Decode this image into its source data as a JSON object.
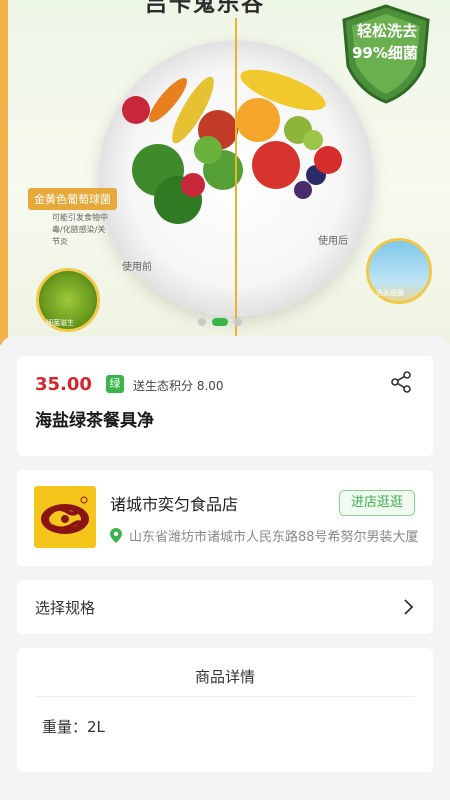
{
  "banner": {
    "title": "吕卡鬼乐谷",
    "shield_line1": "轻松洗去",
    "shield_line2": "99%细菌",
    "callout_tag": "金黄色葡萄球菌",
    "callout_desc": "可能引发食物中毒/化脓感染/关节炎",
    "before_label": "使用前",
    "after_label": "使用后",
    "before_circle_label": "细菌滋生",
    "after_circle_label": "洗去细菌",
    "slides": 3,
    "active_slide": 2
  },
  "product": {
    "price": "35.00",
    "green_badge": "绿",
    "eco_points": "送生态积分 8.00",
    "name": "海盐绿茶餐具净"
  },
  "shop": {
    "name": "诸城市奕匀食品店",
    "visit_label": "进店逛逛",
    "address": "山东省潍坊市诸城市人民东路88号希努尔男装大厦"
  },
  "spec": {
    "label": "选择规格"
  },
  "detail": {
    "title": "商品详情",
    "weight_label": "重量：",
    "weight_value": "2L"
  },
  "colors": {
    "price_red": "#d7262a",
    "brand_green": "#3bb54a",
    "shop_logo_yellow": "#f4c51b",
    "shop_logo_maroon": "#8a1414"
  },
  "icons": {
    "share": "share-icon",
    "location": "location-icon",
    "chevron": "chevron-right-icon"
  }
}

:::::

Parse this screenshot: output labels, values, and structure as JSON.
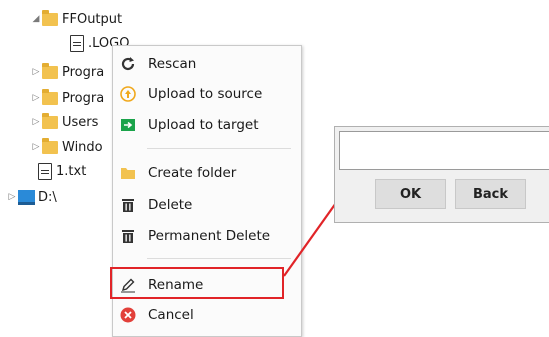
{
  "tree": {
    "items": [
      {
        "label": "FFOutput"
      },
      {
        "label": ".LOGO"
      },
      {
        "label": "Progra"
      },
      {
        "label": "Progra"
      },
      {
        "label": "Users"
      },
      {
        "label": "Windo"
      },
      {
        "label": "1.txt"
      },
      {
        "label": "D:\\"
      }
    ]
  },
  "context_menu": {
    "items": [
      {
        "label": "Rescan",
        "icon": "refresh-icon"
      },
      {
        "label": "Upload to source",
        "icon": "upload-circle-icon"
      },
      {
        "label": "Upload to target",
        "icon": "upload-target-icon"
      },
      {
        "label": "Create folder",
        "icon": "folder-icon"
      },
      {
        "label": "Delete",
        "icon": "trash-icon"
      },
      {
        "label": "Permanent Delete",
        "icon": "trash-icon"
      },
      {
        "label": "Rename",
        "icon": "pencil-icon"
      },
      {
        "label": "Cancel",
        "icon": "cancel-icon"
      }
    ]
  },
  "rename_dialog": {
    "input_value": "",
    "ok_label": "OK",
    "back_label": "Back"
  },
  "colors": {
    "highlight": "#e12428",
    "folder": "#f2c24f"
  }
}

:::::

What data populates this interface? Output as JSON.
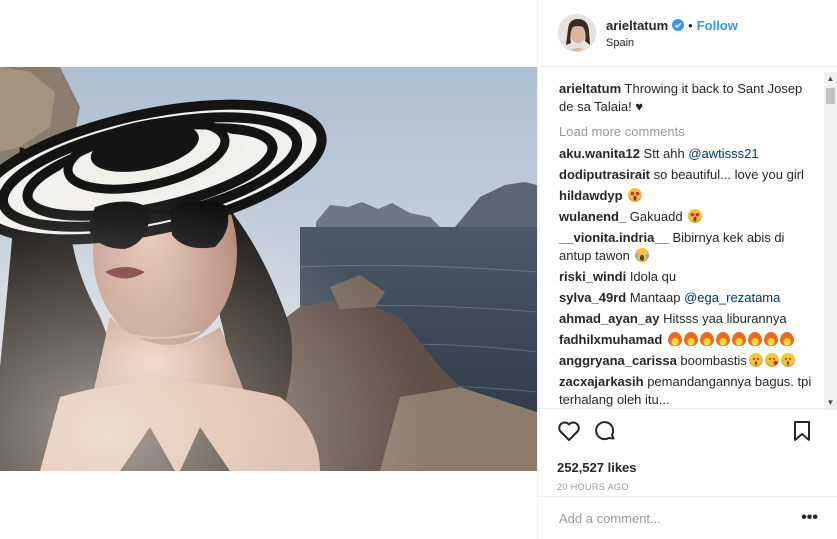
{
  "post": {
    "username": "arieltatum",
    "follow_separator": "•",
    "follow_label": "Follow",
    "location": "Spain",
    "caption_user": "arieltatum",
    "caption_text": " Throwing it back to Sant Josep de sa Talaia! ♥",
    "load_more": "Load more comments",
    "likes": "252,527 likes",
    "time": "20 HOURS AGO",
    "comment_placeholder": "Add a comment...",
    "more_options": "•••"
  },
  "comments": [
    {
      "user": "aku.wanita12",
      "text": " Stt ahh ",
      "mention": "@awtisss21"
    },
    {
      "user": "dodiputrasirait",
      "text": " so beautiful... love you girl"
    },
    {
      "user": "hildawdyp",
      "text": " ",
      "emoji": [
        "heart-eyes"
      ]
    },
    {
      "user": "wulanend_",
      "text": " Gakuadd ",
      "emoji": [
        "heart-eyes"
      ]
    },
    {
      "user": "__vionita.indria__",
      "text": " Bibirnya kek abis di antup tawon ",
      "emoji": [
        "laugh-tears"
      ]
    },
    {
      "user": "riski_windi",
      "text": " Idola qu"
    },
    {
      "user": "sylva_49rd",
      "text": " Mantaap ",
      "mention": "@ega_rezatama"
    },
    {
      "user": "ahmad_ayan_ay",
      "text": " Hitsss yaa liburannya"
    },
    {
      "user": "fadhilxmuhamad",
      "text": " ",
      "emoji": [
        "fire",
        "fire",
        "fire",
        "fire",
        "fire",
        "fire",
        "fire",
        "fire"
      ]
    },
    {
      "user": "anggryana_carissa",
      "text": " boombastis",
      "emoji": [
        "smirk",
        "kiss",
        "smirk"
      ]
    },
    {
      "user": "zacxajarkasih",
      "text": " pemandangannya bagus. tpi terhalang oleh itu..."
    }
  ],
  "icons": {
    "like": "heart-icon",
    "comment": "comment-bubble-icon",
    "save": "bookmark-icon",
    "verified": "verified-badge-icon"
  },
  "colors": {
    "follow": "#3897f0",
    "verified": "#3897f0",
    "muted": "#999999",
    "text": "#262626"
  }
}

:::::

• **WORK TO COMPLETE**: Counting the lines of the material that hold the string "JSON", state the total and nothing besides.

• **EXPECTED ANSWER**: 3